- [Aim of the exercise] Could you return every line of the records below that contains the word "febrero"?

Entries taken from a collection:
•••

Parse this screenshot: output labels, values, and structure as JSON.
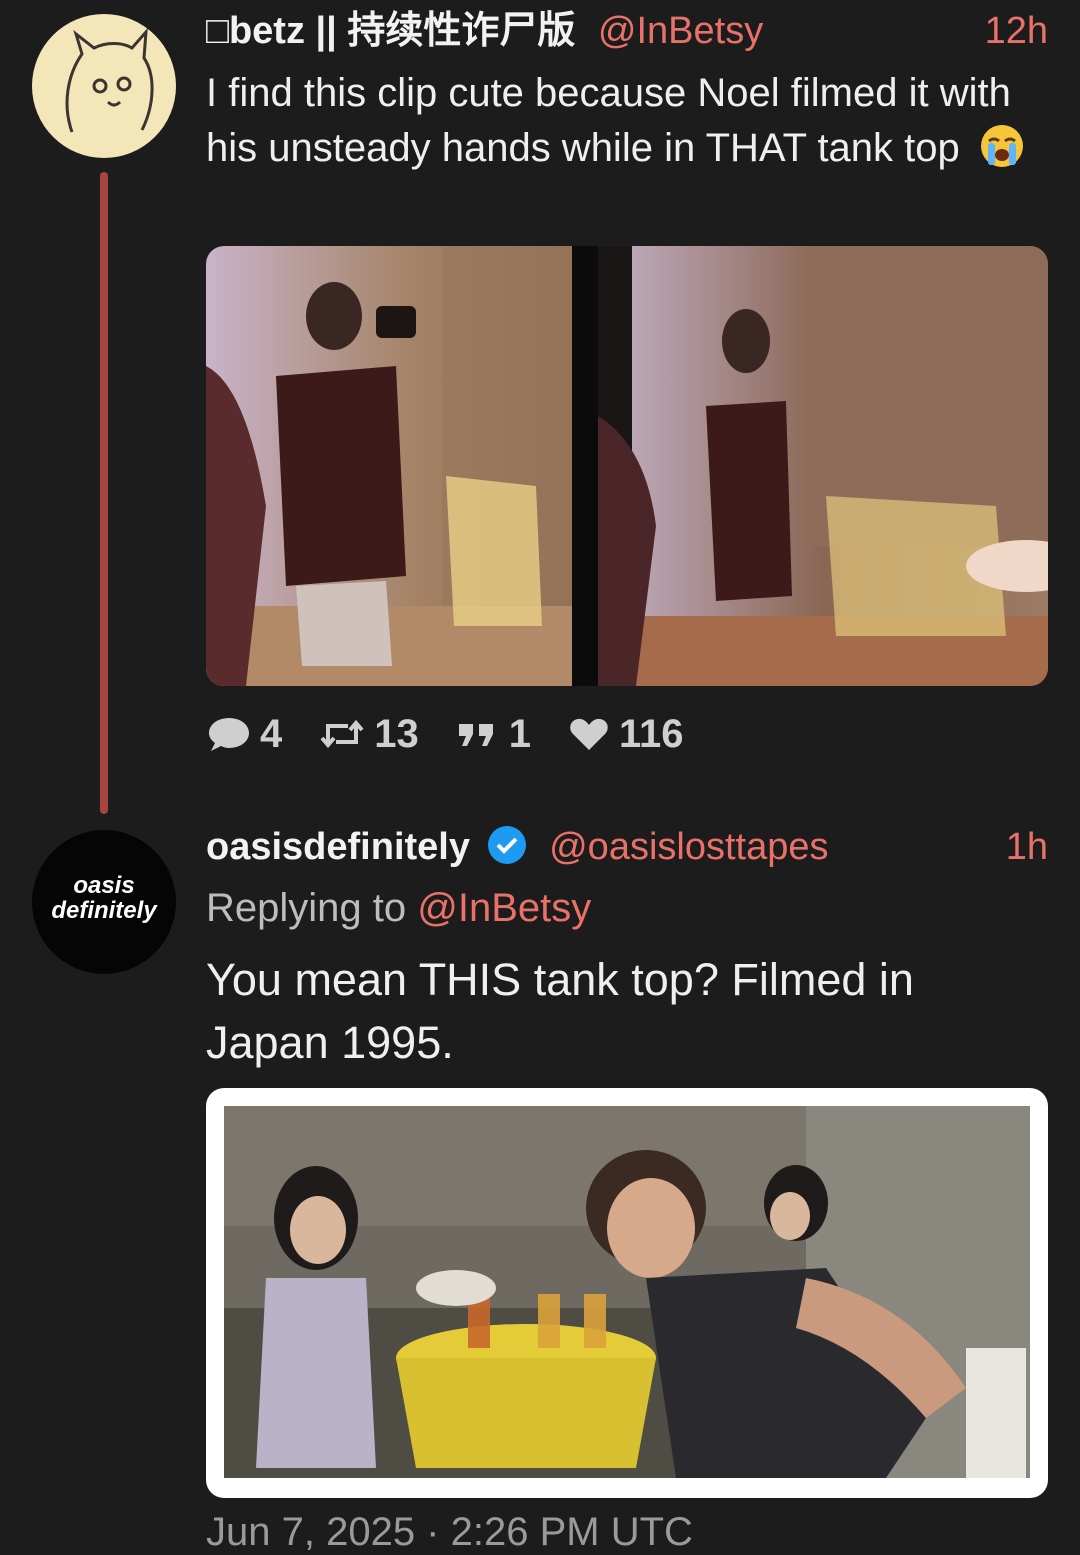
{
  "tweet1": {
    "display_name": "□betz || 持续性诈尸版",
    "handle": "@InBetsy",
    "time": "12h",
    "text": "I find this clip cute because Noel filmed it with his unsteady hands while in THAT tank top",
    "emoji": "loudly-crying-face-icon",
    "media_description": "two video stills of a man holding a camcorder",
    "counts": {
      "replies": "4",
      "retweets": "13",
      "quotes": "1",
      "likes": "116"
    }
  },
  "tweet2": {
    "display_name": "oasisdefinitely",
    "avatar_text": "oasis definitely",
    "handle": "@oasislosttapes",
    "time": "1h",
    "replying_prefix": "Replying to",
    "replying_handle": "@InBetsy",
    "text": "You mean THIS tank top? Filmed in Japan 1995.",
    "media_description": "photo at an outdoor cafe table with beers",
    "timestamp_partial": "Jun 7, 2025 · 2:26 PM UTC"
  },
  "colors": {
    "background": "#1c1c1c",
    "accent": "#e8716a",
    "thread_line": "#a8453f",
    "verified": "#1d9bf0"
  }
}
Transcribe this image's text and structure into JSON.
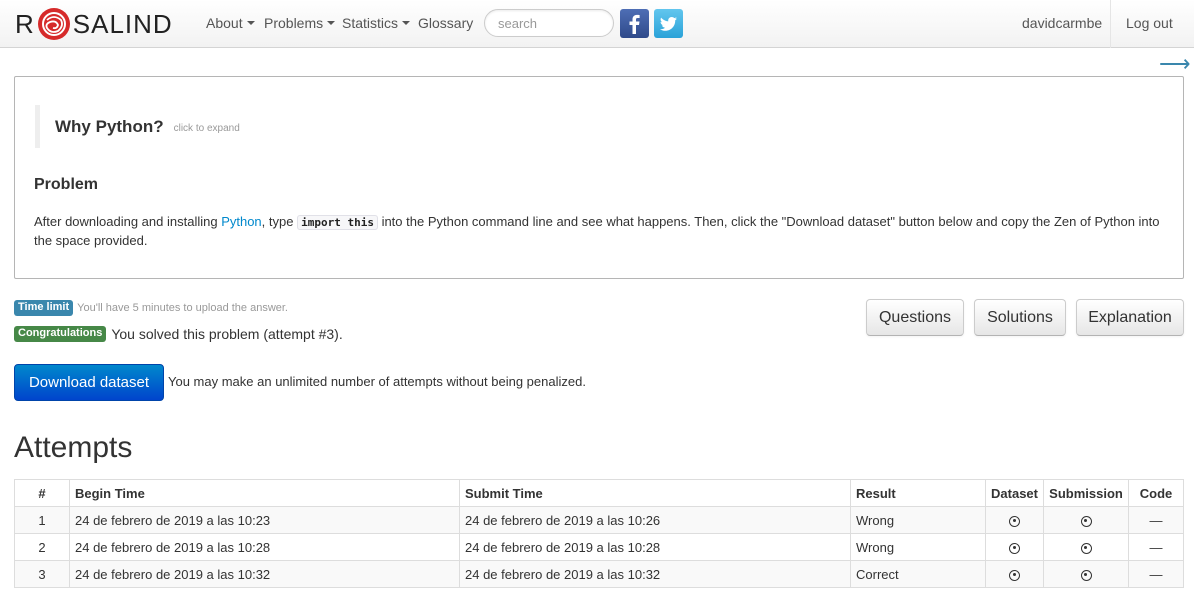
{
  "navbar": {
    "brand_left": "R",
    "brand_right": "SALIND",
    "menu": [
      {
        "label": "About",
        "dropdown": true
      },
      {
        "label": "Problems",
        "dropdown": true
      },
      {
        "label": "Statistics",
        "dropdown": true
      },
      {
        "label": "Glossary",
        "dropdown": false
      }
    ],
    "search_placeholder": "search",
    "social": [
      "facebook-icon",
      "twitter-icon"
    ],
    "username": "davidcarmbe",
    "logout": "Log out"
  },
  "next_arrow": "⟶",
  "problem": {
    "why_title": "Why Python?",
    "why_hint": "click to expand",
    "heading": "Problem",
    "text_before_link": "After downloading and installing ",
    "link": "Python",
    "text_after_link": ", type ",
    "code": "import this",
    "text_after_code": " into the Python command line and see what happens. Then, click the \"Download dataset\" button below and copy the Zen of Python into the space provided."
  },
  "status": {
    "time_limit_label": "Time limit",
    "time_limit_text": "You'll have 5 minutes to upload the answer.",
    "congrats_label": "Congratulations",
    "congrats_text": "You solved this problem (attempt #3)."
  },
  "buttons": {
    "questions": "Questions",
    "solutions": "Solutions",
    "explanation": "Explanation"
  },
  "download": {
    "button": "Download dataset",
    "note": "You may make an unlimited number of attempts without being penalized."
  },
  "attempts": {
    "title": "Attempts",
    "columns": [
      "#",
      "Begin Time",
      "Submit Time",
      "Result",
      "Dataset",
      "Submission",
      "Code"
    ],
    "rows": [
      {
        "num": "1",
        "begin": "24 de febrero de 2019 a las 10:23",
        "submit": "24 de febrero de 2019 a las 10:26",
        "result": "Wrong",
        "code": "—"
      },
      {
        "num": "2",
        "begin": "24 de febrero de 2019 a las 10:28",
        "submit": "24 de febrero de 2019 a las 10:28",
        "result": "Wrong",
        "code": "—"
      },
      {
        "num": "3",
        "begin": "24 de febrero de 2019 a las 10:32",
        "submit": "24 de febrero de 2019 a las 10:32",
        "result": "Correct",
        "code": "—"
      }
    ]
  },
  "colors": {
    "accent": "#0088cc",
    "label_info": "#3a87ad",
    "label_success": "#468847",
    "logo_red": "#d62a2a"
  }
}
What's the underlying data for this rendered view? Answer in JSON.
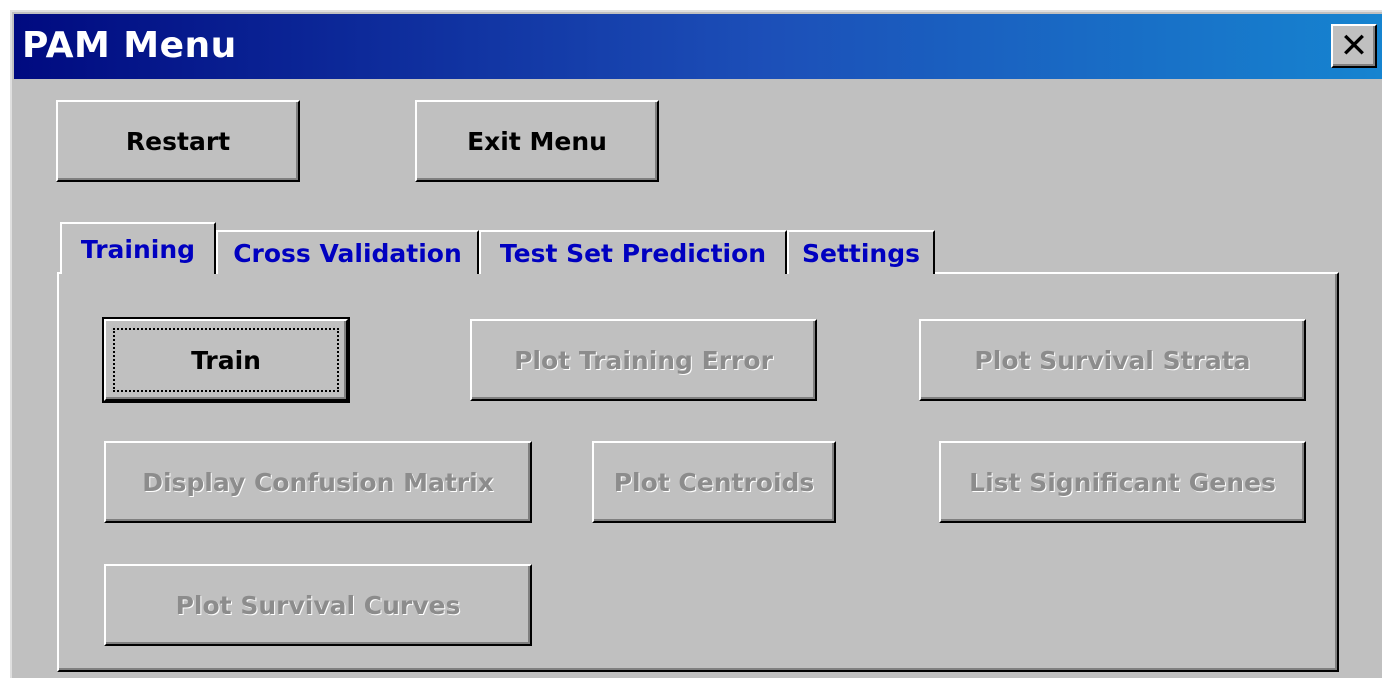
{
  "window": {
    "title": "PAM Menu",
    "close_glyph": "✕"
  },
  "toolbar": {
    "restart_label": "Restart",
    "exit_label": "Exit Menu"
  },
  "tabs": [
    {
      "label": "Training",
      "active": true
    },
    {
      "label": "Cross Validation",
      "active": false
    },
    {
      "label": "Test Set Prediction",
      "active": false
    },
    {
      "label": "Settings",
      "active": false
    }
  ],
  "training_panel": {
    "train": {
      "label": "Train",
      "enabled": true
    },
    "plot_training_error": {
      "label": "Plot Training Error",
      "enabled": false
    },
    "plot_survival_strata": {
      "label": "Plot Survival Strata",
      "enabled": false
    },
    "display_confusion_matrix": {
      "label": "Display Confusion Matrix",
      "enabled": false
    },
    "plot_centroids": {
      "label": "Plot Centroids",
      "enabled": false
    },
    "list_significant_genes": {
      "label": "List Significant Genes",
      "enabled": false
    },
    "plot_survival_curves": {
      "label": "Plot Survival Curves",
      "enabled": false
    }
  },
  "colors": {
    "title_gradient_start": "#000a80",
    "title_gradient_end": "#1684d0",
    "face": "#c0c0c0",
    "tab_text": "#0000c0",
    "disabled_text": "#8c8c8c"
  }
}
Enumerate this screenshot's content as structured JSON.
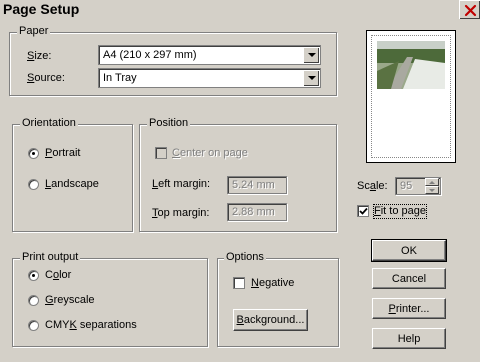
{
  "window": {
    "title": "Page Setup"
  },
  "paper": {
    "legend": "Paper",
    "size_label": "Size:",
    "size_value": "A4 (210 x 297 mm)",
    "source_label": "Source:",
    "source_value": "In Tray"
  },
  "orientation": {
    "legend": "Orientation",
    "options": [
      {
        "label": "Portrait",
        "checked": true
      },
      {
        "label": "Landscape",
        "checked": false
      }
    ]
  },
  "position": {
    "legend": "Position",
    "center_label": "Center on page",
    "left_margin_label": "Left margin:",
    "left_margin_value": "5.24 mm",
    "top_margin_label": "Top margin:",
    "top_margin_value": "2.88 mm"
  },
  "scale": {
    "label": "Scale:",
    "value": "95",
    "fit_label": "Fit to page",
    "fit_checked": true
  },
  "print_output": {
    "legend": "Print output",
    "options": [
      {
        "label": "Color",
        "checked": true
      },
      {
        "label": "Greyscale",
        "checked": false
      },
      {
        "label": "CMYK separations",
        "checked": false
      }
    ]
  },
  "options": {
    "legend": "Options",
    "negative_label": "Negative",
    "negative_checked": false,
    "background_button": "Background..."
  },
  "buttons": {
    "ok": "OK",
    "cancel": "Cancel",
    "printer": "Printer...",
    "help": "Help"
  },
  "colors": {
    "dialog_bg": "#d4d0c8",
    "close_x": "#c00000"
  },
  "icons": {
    "close": "close-icon",
    "dropdown": "chevron-down-icon",
    "check": "check-icon"
  }
}
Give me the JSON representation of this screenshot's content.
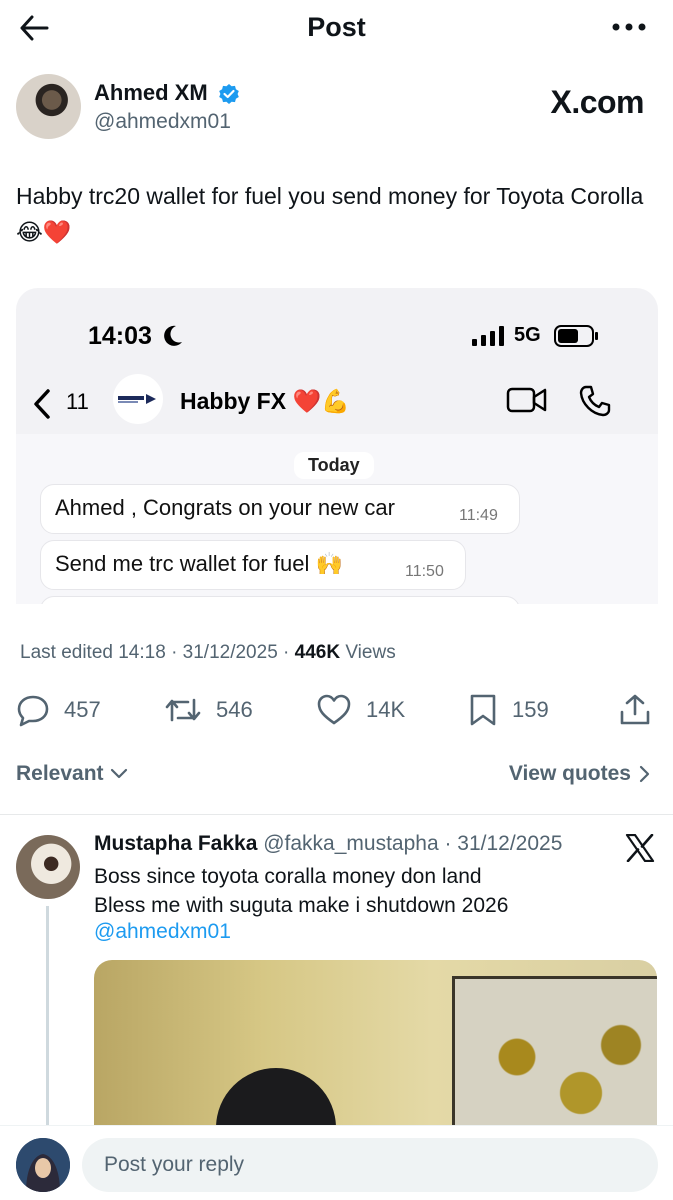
{
  "header": {
    "title": "Post"
  },
  "author": {
    "name": "Ahmed XM",
    "handle": "@ahmedxm01",
    "brand": "X.com",
    "verified": true
  },
  "post": {
    "text": "Habby trc20 wallet for fuel you send money for Toyota Corolla 😂❤️"
  },
  "embed": {
    "time": "14:03",
    "network": "5G",
    "nav_count": "11",
    "contact_name": "Habby FX ❤️💪",
    "date_pill": "Today",
    "messages": [
      {
        "text": "Ahmed , Congrats on your new car",
        "time": "11:49"
      },
      {
        "text": "Send me trc wallet for fuel 🙌",
        "time": "11:50"
      }
    ]
  },
  "meta": {
    "edited": "Last edited 14:18 · 31/12/2025 · ",
    "views_count": "446K",
    "views_label": " Views"
  },
  "actions": {
    "replies": "457",
    "reposts": "546",
    "likes": "14K",
    "bookmarks": "159"
  },
  "filters": {
    "sort": "Relevant",
    "quotes": "View quotes"
  },
  "reply": {
    "name": "Mustapha Fakka",
    "handle_date": " @fakka_mustapha · 31/12/2025",
    "line1": "Boss since toyota coralla money don land",
    "line2": "Bless me with suguta make i shutdown 2026",
    "mention": "@ahmedxm01"
  },
  "composer": {
    "placeholder": "Post your reply"
  },
  "colors": {
    "accent": "#1d9bf0",
    "muted": "#536471",
    "text": "#0f1419"
  }
}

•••

- [Result]
        "begin": "24 de febrero de 2019 a las 10:23",
        "submit": "24 de febrero de 2019 a las 10:26",
        "begin": "24 de febrero de 2019 a las 10:28",
        "submit": "24 de febrero de 2019 a las 10:28",
        "begin": "24 de febrero de 2019 a las 10:32",
        "submit": "24 de febrero de 2019 a las 10:32",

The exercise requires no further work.